--- EXTRACTED RECORDS ---

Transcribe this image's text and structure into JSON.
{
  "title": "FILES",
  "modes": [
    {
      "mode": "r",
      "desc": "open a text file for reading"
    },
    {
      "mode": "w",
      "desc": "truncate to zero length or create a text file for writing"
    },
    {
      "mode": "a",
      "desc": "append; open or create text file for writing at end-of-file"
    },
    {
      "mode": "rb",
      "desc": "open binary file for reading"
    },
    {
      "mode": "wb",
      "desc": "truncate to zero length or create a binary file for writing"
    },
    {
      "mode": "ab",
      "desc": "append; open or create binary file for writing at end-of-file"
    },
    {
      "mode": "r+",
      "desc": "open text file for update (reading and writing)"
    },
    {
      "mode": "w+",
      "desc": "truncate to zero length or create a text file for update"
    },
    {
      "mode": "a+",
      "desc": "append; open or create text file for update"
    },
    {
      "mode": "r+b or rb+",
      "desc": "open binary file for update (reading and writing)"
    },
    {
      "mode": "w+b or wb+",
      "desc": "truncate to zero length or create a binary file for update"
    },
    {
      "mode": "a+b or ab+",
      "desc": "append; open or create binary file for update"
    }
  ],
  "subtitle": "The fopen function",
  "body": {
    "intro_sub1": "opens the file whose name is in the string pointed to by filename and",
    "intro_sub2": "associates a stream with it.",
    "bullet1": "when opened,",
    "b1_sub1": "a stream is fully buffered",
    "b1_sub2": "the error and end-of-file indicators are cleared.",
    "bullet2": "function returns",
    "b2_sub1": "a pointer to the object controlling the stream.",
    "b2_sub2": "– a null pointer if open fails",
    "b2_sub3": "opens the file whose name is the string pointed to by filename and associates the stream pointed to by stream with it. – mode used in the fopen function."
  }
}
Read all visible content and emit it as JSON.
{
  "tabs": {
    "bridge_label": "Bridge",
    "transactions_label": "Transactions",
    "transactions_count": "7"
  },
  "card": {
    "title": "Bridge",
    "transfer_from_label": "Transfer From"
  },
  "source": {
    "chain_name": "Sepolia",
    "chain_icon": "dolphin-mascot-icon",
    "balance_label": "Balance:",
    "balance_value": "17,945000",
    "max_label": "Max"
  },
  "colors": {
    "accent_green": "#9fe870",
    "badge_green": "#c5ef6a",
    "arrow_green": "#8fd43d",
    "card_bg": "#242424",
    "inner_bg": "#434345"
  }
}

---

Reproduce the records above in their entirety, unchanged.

▶ _WRITTEN ANSWER_:
Transcribe this image's text and structure into JSON.
{
  "title": "FILES",
  "modes": [
    {
      "mode": "r",
      "desc": "open a text file for reading"
    },
    {
      "mode": "w",
      "desc": "truncate to zero length or create a text file for writing"
    },
    {
      "mode": "a",
      "desc": "append; open or create text file for writing at end-of-file"
    },
    {
      "mode": "rb",
      "desc": "open binary file for reading"
    },
    {
      "mode": "wb",
      "desc": "truncate to zero length or create a binary file for writing"
    },
    {
      "mode": "ab",
      "desc": "append; open or create binary file for writing at end-of-file"
    },
    {
      "mode": "r+",
      "desc": "open text file for update (reading and writing)"
    },
    {
      "mode": "w+",
      "desc": "truncate to zero length or create a text file for update"
    },
    {
      "mode": "a+",
      "desc": "append; open or create text file for update"
    },
    {
      "mode": "r+b or rb+",
      "desc": "open binary file for update (reading and writing)"
    },
    {
      "mode": "w+b or wb+",
      "desc": "truncate to zero length or create a binary file for update"
    },
    {
      "mode": "a+b or ab+",
      "desc": "append; open or create binary file for update"
    }
  ],
  "subtitle": "The fopen function",
  "body": {
    "intro_sub1": "opens the file whose name is in the string pointed to by filename and",
    "intro_sub2": "associates a stream with it.",
    "bullet1": "when opened,",
    "b1_sub1": "a stream is fully buffered",
    "b1_sub2": "the error and end-of-file indicators are cleared.",
    "bullet2": "function returns",
    "b2_sub1": "a pointer to the object controlling the stream.",
    "b2_sub2": "– a null pointer if open fails",
    "b2_sub3": "opens the file whose name is the string pointed to by filename and associates the stream pointed to by stream with it. – mode used in the fopen function."
  }
}
Read all visible content and emit it as JSON.
{
  "tabs": {
    "bridge_label": "Bridge",
    "transactions_label": "Transactions",
    "transactions_count": "7"
  },
  "card": {
    "title": "Bridge",
    "transfer_from_label": "Transfer From"
  },
  "source": {
    "chain_name": "Sepolia",
    "chain_icon": "dolphin-mascot-icon",
    "balance_label": "Balance:",
    "balance_value": "17,945000",
    "max_label": "Max"
  },
  "colors": {
    "accent_green": "#9fe870",
    "badge_green": "#c5ef6a",
    "arrow_green": "#8fd43d",
    "card_bg": "#242424",
    "inner_bg": "#434345"
  }
}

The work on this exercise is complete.